Loading ...
Sorry, an error occurred while loading the content.
 

Re:How Do I Liquidate A Costume Studio?

Expand Messages
  • Ruth & Ana
    How about just changing what you do? I burned out about 7 years ago, trying to be the Renaissance SCA costumer from Brooks Brothers. I still have two large
    Message 1 of 1 , Mar 3, 2005
      How about just changing what you do? I burned out about 7 years ago,
      trying to be the Renaissance SCA costumer from Brooks Brothers. I still
      have two large drawers of trim, and my cotton fabric stash still takes
      up two closets, but in the meanwhile I went back to doing alterations,
      prom dresses, and "no brainer" custom clothing to make a living.

      Then I discovered that two or three times a year, it's fun to take a
      month "off" and make very simple stuff for sale on ebay. Add trim to the
      neckline and sleeves, get a little carried away and put it down the
      front, even. Not to make money, just to have fun and use up stuff. The
      creative surge is awesome! And occassionally, I find I'm making money.

      Part of this is to forget how much you paid for the stuff to start
      with. That's money already out the door. Start with now.

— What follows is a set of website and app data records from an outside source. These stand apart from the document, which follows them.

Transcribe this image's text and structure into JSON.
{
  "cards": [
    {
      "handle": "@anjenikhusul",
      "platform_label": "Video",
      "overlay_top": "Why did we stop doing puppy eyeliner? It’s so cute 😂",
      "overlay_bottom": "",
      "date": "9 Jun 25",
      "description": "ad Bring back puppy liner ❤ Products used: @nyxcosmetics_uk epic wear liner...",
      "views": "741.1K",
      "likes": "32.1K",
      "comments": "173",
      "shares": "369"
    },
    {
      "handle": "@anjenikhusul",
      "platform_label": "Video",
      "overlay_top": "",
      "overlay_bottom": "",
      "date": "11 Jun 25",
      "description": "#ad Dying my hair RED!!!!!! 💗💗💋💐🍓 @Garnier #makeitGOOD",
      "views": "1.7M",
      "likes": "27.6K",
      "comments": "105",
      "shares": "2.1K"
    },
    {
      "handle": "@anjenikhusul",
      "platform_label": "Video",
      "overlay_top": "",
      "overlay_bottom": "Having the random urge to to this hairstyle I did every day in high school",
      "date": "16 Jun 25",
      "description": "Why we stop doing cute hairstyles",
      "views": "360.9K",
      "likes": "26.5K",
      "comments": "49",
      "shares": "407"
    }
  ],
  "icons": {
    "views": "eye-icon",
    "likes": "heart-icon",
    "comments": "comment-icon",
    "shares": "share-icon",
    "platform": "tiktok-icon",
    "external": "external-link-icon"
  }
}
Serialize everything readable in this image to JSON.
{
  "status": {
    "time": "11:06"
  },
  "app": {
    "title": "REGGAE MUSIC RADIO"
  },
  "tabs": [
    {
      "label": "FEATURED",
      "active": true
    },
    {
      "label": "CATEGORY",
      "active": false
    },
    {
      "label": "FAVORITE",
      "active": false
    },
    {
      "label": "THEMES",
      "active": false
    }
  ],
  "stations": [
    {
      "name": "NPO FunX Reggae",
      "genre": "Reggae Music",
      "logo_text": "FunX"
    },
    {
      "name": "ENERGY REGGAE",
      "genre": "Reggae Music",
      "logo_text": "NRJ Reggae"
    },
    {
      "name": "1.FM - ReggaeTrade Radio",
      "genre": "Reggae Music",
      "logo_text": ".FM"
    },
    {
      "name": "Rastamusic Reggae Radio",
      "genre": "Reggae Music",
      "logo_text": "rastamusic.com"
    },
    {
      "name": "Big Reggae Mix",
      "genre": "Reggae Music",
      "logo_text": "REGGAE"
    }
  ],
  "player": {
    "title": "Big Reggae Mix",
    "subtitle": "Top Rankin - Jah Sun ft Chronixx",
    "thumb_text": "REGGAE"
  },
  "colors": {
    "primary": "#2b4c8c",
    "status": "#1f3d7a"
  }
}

Anything you
      can get for it now is pure profit at this point.

      What I had to let go of, was not the left over costumes themselves, but
      the dream of getting "what they are worth". Little by little, my ebay
      selling has become a combination of creativity and act of generosity.

      I still design and make costumes, but I have a different perspective on
      it now, since it is not the only thing I do to make money, and I don't
      feel like every one has to be "worth it". It helps that about 4 times a
      year, someone still orders a $500 outfit.

      If you don't want to do alterations, by all means, make soap, learn to
      knit, or go get an office job. Put everything into storage for a year.
      Get some perspective on your life. Then it won't be such a big deal.

      So often when we are tired and discouraged, problems loom larger than
      they do weeks or months later when we have rested and restored our sense
      of equalibrium. There was life before the costumes, there will be life
      after.

      May you find (again) the joy in your life.

      Ruth & Ana




      >
      >
    Your message has been successfully submitted and would be delivered to recipients shortly.